(Data about app and page elements)
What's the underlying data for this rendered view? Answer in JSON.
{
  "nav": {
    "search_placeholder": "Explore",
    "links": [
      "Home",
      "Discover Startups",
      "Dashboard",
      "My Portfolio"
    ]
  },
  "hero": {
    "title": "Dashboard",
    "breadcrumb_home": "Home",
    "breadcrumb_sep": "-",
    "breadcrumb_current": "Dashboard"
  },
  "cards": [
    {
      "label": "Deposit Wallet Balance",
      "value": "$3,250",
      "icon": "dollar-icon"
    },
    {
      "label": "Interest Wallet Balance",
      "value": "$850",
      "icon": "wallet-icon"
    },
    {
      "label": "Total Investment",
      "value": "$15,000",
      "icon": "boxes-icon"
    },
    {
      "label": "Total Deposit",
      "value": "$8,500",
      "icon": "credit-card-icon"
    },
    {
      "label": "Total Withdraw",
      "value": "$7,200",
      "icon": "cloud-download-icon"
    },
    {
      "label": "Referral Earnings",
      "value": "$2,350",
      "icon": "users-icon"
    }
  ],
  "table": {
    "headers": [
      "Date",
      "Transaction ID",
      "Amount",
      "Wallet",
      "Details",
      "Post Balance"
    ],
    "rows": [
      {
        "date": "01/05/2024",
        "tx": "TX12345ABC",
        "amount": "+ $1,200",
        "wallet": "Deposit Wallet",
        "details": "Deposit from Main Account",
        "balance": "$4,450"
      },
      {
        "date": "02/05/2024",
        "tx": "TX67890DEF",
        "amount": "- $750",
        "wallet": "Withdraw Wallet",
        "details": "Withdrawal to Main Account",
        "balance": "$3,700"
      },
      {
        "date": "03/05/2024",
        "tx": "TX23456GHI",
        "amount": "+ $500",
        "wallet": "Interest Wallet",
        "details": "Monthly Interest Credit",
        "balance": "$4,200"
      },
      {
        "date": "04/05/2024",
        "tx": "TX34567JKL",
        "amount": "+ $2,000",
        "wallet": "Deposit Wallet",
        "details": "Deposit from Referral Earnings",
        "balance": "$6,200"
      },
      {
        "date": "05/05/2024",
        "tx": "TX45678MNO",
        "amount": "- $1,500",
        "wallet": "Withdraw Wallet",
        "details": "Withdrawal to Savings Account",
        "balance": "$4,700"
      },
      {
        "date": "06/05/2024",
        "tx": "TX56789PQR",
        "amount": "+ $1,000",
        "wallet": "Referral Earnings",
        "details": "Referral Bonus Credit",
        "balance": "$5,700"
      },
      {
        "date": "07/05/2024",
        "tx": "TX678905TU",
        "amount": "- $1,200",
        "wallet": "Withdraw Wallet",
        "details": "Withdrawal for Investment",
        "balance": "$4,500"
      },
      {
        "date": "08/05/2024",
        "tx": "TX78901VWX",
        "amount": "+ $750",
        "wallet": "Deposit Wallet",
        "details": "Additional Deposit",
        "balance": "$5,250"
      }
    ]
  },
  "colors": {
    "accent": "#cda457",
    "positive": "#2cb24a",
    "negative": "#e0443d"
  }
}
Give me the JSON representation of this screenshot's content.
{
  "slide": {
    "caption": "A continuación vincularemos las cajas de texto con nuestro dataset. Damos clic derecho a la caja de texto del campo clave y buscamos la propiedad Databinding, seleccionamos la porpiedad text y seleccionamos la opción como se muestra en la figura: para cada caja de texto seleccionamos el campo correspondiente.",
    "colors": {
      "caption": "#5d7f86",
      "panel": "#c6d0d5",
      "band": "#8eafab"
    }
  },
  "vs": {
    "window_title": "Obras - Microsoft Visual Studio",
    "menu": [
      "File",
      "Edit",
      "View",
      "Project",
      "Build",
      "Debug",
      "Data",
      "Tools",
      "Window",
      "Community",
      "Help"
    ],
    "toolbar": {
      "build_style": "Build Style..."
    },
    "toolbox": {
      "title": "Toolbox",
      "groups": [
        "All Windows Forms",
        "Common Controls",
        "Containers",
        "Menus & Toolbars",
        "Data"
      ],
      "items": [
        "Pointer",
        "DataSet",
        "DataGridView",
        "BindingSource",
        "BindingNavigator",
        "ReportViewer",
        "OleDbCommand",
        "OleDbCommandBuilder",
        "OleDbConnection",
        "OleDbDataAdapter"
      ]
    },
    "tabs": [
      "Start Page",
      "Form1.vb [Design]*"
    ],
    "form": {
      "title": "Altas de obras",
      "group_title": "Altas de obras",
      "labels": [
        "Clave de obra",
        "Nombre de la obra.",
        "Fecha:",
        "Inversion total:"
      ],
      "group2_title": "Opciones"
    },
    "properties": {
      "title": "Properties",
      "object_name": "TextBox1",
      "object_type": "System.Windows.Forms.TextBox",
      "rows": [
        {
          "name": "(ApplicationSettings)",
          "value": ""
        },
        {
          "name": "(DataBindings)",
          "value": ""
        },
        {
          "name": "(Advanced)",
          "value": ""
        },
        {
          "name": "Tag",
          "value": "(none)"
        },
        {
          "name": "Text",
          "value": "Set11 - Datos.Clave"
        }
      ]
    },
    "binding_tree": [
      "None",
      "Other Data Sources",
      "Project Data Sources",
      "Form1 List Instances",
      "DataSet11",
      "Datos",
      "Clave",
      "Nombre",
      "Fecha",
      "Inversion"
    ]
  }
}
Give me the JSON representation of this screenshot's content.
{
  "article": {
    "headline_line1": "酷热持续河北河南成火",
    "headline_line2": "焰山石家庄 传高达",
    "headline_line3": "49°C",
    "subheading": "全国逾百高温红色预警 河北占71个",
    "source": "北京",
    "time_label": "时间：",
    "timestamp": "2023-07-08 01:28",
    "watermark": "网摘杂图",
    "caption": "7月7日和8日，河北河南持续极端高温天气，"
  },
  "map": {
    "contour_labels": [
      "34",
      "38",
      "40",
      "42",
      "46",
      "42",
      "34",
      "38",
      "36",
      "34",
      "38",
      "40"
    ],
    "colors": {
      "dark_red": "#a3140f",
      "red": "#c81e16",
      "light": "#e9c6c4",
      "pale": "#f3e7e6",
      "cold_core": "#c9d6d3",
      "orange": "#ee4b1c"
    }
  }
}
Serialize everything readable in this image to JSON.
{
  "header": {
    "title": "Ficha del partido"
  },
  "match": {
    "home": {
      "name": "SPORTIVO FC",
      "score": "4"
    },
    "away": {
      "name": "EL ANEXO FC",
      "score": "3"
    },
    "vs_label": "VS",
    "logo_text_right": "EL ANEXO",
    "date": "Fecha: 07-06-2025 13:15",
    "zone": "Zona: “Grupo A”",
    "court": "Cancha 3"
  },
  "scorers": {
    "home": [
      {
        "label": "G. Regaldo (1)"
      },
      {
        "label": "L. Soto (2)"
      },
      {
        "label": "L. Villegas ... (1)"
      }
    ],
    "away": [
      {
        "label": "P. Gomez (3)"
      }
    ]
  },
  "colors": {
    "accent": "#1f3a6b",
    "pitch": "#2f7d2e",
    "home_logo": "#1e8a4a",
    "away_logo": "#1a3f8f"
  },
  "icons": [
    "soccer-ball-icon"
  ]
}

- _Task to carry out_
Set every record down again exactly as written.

- _Task output_
What's the underlying data for this rendered view? Answer in JSON.
{
  "nav": {
    "search_placeholder": "Explore",
    "links": [
      "Home",
      "Discover Startups",
      "Dashboard",
      "My Portfolio"
    ]
  },
  "hero": {
    "title": "Dashboard",
    "breadcrumb_home": "Home",
    "breadcrumb_sep": "-",
    "breadcrumb_current": "Dashboard"
  },
  "cards": [
    {
      "label": "Deposit Wallet Balance",
      "value": "$3,250",
      "icon": "dollar-icon"
    },
    {
      "label": "Interest Wallet Balance",
      "value": "$850",
      "icon": "wallet-icon"
    },
    {
      "label": "Total Investment",
      "value": "$15,000",
      "icon": "boxes-icon"
    },
    {
      "label": "Total Deposit",
      "value": "$8,500",
      "icon": "credit-card-icon"
    },
    {
      "label": "Total Withdraw",
      "value": "$7,200",
      "icon": "cloud-download-icon"
    },
    {
      "label": "Referral Earnings",
      "value": "$2,350",
      "icon": "users-icon"
    }
  ],
  "table": {
    "headers": [
      "Date",
      "Transaction ID",
      "Amount",
      "Wallet",
      "Details",
      "Post Balance"
    ],
    "rows": [
      {
        "date": "01/05/2024",
        "tx": "TX12345ABC",
        "amount": "+ $1,200",
        "wallet": "Deposit Wallet",
        "details": "Deposit from Main Account",
        "balance": "$4,450"
      },
      {
        "date": "02/05/2024",
        "tx": "TX67890DEF",
        "amount": "- $750",
        "wallet": "Withdraw Wallet",
        "details": "Withdrawal to Main Account",
        "balance": "$3,700"
      },
      {
        "date": "03/05/2024",
        "tx": "TX23456GHI",
        "amount": "+ $500",
        "wallet": "Interest Wallet",
        "details": "Monthly Interest Credit",
        "balance": "$4,200"
      },
      {
        "date": "04/05/2024",
        "tx": "TX34567JKL",
        "amount": "+ $2,000",
        "wallet": "Deposit Wallet",
        "details": "Deposit from Referral Earnings",
        "balance": "$6,200"
      },
      {
        "date": "05/05/2024",
        "tx": "TX45678MNO",
        "amount": "- $1,500",
        "wallet": "Withdraw Wallet",
        "details": "Withdrawal to Savings Account",
        "balance": "$4,700"
      },
      {
        "date": "06/05/2024",
        "tx": "TX56789PQR",
        "amount": "+ $1,000",
        "wallet": "Referral Earnings",
        "details": "Referral Bonus Credit",
        "balance": "$5,700"
      },
      {
        "date": "07/05/2024",
        "tx": "TX678905TU",
        "amount": "- $1,200",
        "wallet": "Withdraw Wallet",
        "details": "Withdrawal for Investment",
        "balance": "$4,500"
      },
      {
        "date": "08/05/2024",
        "tx": "TX78901VWX",
        "amount": "+ $750",
        "wallet": "Deposit Wallet",
        "details": "Additional Deposit",
        "balance": "$5,250"
      }
    ]
  },
  "colors": {
    "accent": "#cda457",
    "positive": "#2cb24a",
    "negative": "#e0443d"
  }
}
Give me the JSON representation of this screenshot's content.
{
  "slide": {
    "caption": "A continuación vincularemos las cajas de texto con nuestro dataset. Damos clic derecho a la caja de texto del campo clave y buscamos la propiedad Databinding, seleccionamos la porpiedad text y seleccionamos la opción como se muestra en la figura: para cada caja de texto seleccionamos el campo correspondiente.",
    "colors": {
      "caption": "#5d7f86",
      "panel": "#c6d0d5",
      "band": "#8eafab"
    }
  },
  "vs": {
    "window_title": "Obras - Microsoft Visual Studio",
    "menu": [
      "File",
      "Edit",
      "View",
      "Project",
      "Build",
      "Debug",
      "Data",
      "Tools",
      "Window",
      "Community",
      "Help"
    ],
    "toolbar": {
      "build_style": "Build Style..."
    },
    "toolbox": {
      "title": "Toolbox",
      "groups": [
        "All Windows Forms",
        "Common Controls",
        "Containers",
        "Menus & Toolbars",
        "Data"
      ],
      "items": [
        "Pointer",
        "DataSet",
        "DataGridView",
        "BindingSource",
        "BindingNavigator",
        "ReportViewer",
        "OleDbCommand",
        "OleDbCommandBuilder",
        "OleDbConnection",
        "OleDbDataAdapter"
      ]
    },
    "tabs": [
      "Start Page",
      "Form1.vb [Design]*"
    ],
    "form": {
      "title": "Altas de obras",
      "group_title": "Altas de obras",
      "labels": [
        "Clave de obra",
        "Nombre de la obra.",
        "Fecha:",
        "Inversion total:"
      ],
      "group2_title": "Opciones"
    },
    "properties": {
      "title": "Properties",
      "object_name": "TextBox1",
      "object_type": "System.Windows.Forms.TextBox",
      "rows": [
        {
          "name": "(ApplicationSettings)",
          "value": ""
        },
        {
          "name": "(DataBindings)",
          "value": ""
        },
        {
          "name": "(Advanced)",
          "value": ""
        },
        {
          "name": "Tag",
          "value": "(none)"
        },
        {
          "name": "Text",
          "value": "Set11 - Datos.Clave"
        }
      ]
    },
    "binding_tree": [
      "None",
      "Other Data Sources",
      "Project Data Sources",
      "Form1 List Instances",
      "DataSet11",
      "Datos",
      "Clave",
      "Nombre",
      "Fecha",
      "Inversion"
    ]
  }
}
Give me the JSON representation of this screenshot's content.
{
  "article": {
    "headline_line1": "酷热持续河北河南成火",
    "headline_line2": "焰山石家庄 传高达",
    "headline_line3": "49°C",
    "subheading": "全国逾百高温红色预警 河北占71个",
    "source": "北京",
    "time_label": "时间：",
    "timestamp": "2023-07-08 01:28",
    "watermark": "网摘杂图",
    "caption": "7月7日和8日，河北河南持续极端高温天气，"
  },
  "map": {
    "contour_labels": [
      "34",
      "38",
      "40",
      "42",
      "46",
      "42",
      "34",
      "38",
      "36",
      "34",
      "38",
      "40"
    ],
    "colors": {
      "dark_red": "#a3140f",
      "red": "#c81e16",
      "light": "#e9c6c4",
      "pale": "#f3e7e6",
      "cold_core": "#c9d6d3",
      "orange": "#ee4b1c"
    }
  }
}
Serialize everything readable in this image to JSON.
{
  "header": {
    "title": "Ficha del partido"
  },
  "match": {
    "home": {
      "name": "SPORTIVO FC",
      "score": "4"
    },
    "away": {
      "name": "EL ANEXO FC",
      "score": "3"
    },
    "vs_label": "VS",
    "logo_text_right": "EL ANEXO",
    "date": "Fecha: 07-06-2025 13:15",
    "zone": "Zona: “Grupo A”",
    "court": "Cancha 3"
  },
  "scorers": {
    "home": [
      {
        "label": "G. Regaldo (1)"
      },
      {
        "label": "L. Soto (2)"
      },
      {
        "label": "L. Villegas ... (1)"
      }
    ],
    "away": [
      {
        "label": "P. Gomez (3)"
      }
    ]
  },
  "colors": {
    "accent": "#1f3a6b",
    "pitch": "#2f7d2e",
    "home_logo": "#1e8a4a",
    "away_logo": "#1a3f8f"
  },
  "icons": [
    "soccer-ball-icon"
  ]
}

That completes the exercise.